    Even Democrats know that it is, so they are manufacturing this outrage for a political purpose: President Bush still polls extremely well on his handling of the war on terror, and Democrats are trying to define the debate in a way that keeps him from playing to his strengths. The polls also show that Mr. Bush scores well as a "leader," so Democrats are also trying to stop him from reinforcing that image.

    But what is Mr. Bush supposed to do, stop being President? Incumbency clearly has its large (and sometimes unfair) advantages. Yet try as we might, we can't seem to recall similar outrage about Bill Clinton's use of incumbency when he was running for re-election -- at least not outrage that got any media traction.

    Where, for example, was the tut-tutting about the former President "exploiting" the Oklahoma City bombing by giving an election-year speech there in April 1996? We'd also take the current handwringing a bit more seriously if we heard any similar worries about John Kerry "exploiting" his service in Vietnam.
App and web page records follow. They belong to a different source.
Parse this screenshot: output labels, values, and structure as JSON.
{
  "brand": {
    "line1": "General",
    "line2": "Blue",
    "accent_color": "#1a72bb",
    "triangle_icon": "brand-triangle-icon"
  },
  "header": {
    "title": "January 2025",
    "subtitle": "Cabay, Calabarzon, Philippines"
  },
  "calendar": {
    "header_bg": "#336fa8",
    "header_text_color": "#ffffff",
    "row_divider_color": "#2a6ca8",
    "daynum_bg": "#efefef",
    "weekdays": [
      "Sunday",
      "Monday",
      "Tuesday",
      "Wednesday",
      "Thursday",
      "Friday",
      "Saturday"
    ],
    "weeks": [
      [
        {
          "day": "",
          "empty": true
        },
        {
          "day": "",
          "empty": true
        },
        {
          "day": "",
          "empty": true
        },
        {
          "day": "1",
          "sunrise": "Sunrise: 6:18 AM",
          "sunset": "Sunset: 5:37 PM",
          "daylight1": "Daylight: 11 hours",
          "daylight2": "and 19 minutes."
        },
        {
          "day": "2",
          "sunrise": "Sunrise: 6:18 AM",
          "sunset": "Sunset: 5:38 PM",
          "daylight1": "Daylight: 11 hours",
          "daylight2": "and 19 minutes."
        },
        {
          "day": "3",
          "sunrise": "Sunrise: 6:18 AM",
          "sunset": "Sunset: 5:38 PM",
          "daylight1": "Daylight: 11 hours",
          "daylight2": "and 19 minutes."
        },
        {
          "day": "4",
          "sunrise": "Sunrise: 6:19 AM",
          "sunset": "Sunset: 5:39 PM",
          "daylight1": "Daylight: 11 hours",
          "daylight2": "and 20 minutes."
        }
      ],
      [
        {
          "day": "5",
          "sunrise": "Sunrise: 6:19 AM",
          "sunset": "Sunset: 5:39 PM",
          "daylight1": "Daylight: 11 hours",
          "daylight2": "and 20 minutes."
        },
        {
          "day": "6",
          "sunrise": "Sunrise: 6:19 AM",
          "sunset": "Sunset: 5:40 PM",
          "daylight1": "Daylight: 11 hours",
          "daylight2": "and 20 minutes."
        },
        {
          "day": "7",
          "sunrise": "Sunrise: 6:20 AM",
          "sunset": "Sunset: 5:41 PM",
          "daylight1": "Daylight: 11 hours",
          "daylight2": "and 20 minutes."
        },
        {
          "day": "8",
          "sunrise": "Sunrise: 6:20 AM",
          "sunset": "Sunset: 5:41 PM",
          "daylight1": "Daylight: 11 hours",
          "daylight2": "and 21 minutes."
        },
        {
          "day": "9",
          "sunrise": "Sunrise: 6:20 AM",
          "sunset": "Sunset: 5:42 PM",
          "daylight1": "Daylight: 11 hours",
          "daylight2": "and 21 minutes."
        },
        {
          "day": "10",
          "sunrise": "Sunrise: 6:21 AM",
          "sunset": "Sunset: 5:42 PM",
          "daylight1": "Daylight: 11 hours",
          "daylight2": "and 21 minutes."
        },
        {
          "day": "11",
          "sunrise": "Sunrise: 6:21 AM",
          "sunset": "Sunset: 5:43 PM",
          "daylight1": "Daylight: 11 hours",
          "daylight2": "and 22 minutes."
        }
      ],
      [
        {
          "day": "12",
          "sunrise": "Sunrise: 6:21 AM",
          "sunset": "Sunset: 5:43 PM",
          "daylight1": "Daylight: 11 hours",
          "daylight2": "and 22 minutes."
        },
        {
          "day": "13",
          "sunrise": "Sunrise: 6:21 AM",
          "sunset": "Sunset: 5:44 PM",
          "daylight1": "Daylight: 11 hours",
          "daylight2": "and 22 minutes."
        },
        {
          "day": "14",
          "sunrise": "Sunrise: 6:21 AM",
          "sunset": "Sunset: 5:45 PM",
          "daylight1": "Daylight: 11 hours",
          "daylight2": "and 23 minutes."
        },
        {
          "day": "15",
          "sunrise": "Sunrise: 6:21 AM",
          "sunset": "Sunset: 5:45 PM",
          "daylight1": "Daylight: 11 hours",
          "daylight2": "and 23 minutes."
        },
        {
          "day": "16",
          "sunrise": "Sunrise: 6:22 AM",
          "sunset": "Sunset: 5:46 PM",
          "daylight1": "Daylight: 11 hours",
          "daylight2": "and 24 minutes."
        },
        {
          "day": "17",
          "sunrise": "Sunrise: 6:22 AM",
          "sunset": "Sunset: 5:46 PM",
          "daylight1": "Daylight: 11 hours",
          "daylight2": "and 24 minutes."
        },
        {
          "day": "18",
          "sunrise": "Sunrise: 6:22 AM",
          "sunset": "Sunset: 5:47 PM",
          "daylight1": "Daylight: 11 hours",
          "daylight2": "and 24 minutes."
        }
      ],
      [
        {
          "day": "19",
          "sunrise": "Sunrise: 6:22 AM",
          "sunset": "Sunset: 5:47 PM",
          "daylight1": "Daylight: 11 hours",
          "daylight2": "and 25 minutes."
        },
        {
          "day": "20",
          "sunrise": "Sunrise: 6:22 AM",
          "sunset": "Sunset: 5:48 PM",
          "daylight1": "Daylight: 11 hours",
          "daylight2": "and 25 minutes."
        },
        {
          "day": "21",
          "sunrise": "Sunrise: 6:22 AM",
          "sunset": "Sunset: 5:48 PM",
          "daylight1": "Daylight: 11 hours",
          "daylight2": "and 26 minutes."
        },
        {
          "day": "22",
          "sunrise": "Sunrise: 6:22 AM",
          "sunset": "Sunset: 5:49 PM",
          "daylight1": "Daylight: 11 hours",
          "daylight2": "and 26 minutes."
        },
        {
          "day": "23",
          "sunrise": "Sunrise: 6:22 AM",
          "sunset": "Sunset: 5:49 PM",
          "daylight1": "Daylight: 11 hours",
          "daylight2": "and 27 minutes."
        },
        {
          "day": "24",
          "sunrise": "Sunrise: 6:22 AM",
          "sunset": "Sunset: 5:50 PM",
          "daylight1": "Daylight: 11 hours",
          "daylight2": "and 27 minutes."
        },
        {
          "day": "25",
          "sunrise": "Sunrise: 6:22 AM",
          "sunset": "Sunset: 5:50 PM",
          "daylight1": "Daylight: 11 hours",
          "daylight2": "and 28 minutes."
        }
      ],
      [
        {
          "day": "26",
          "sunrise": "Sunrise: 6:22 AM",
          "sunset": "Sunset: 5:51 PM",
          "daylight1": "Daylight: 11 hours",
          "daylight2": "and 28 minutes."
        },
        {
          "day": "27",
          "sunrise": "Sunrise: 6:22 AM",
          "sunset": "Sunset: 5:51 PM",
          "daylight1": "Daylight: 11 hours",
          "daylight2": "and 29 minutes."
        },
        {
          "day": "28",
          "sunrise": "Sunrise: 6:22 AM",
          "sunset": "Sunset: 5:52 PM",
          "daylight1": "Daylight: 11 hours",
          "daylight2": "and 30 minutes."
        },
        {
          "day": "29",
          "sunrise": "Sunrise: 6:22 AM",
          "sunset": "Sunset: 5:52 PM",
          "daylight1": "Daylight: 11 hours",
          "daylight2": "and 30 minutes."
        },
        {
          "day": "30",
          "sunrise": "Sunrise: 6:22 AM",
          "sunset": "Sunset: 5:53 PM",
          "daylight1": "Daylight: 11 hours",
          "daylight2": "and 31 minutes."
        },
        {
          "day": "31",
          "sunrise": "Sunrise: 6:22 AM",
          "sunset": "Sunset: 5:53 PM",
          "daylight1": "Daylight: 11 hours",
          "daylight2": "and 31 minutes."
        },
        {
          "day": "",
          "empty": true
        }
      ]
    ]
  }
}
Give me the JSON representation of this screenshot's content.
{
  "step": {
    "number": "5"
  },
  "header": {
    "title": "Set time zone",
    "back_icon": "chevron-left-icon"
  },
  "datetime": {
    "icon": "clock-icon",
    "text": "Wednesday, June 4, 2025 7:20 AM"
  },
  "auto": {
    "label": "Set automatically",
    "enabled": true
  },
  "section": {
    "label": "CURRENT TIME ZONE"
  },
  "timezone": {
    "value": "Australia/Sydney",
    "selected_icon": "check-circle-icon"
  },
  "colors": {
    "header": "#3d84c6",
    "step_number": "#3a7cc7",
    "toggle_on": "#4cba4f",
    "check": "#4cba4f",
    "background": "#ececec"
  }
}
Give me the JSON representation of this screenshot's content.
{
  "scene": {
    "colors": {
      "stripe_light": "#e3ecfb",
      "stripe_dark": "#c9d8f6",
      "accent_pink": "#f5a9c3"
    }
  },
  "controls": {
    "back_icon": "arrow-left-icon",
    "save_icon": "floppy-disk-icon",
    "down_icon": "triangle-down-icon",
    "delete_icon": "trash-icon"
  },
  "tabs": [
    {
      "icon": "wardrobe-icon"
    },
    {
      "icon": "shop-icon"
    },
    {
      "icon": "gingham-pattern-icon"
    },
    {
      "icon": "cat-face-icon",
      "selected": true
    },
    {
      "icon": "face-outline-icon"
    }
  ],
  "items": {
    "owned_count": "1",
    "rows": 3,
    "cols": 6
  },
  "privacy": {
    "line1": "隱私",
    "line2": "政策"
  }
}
    One of the oddest things about the hullabaloo over the Bush ads is that these are precisely the kind of campaign spots the self-appointed media referees always say they like: positive, and focused on the candidate's message and record, not on tearing down the other guy. Despite Mr. Kerry's crocodile tears about the Republican "attack machine" and "smear" campaign, neither the President nor any other high-ranking Republican has so far taken a serious jab at either Mr. Kerry's character or his record.

    Yet in case they eventually do, Democrats are also busy trying to take that off the table. When Georgia Republican Saxby Chambliss recently talked about Mr. Kerry's Senate votes against most U.S. weapons systems, he was assailed for attacking Mr. Kerry's "patriotism." This is an extension of the Max Cleland-as-martyr myth, asserting that it was somehow unfair for Republicans to attack the former Georgia Senator and Vietnam vet in the 2002 elections for his vote against the Homeland Security department.

    So the Bush campaign is being presented with something of a Catch-22: Any attempt to talk about the President's own record will be branded "exploitative," while any talk about Mr. Kerry's will be called an attack on his "patriotism." Our advice to Mr. Bush is to choose his message and ignore the whining.

    As for Democrats, they'd be wise to get over the idea that Mr. Kerry's Vietnam biography will cover them on the defense issue. For most Americans, 9/11 was the defining event of a generation, and they'll want to hear a serious debate about which candidate has the best policies to keep them safer in the years ahead. The more Democrats complain about Mr. Bush running on national security, the more voters may suspect that Democrats don't have any serious anti-terror ideas of their own.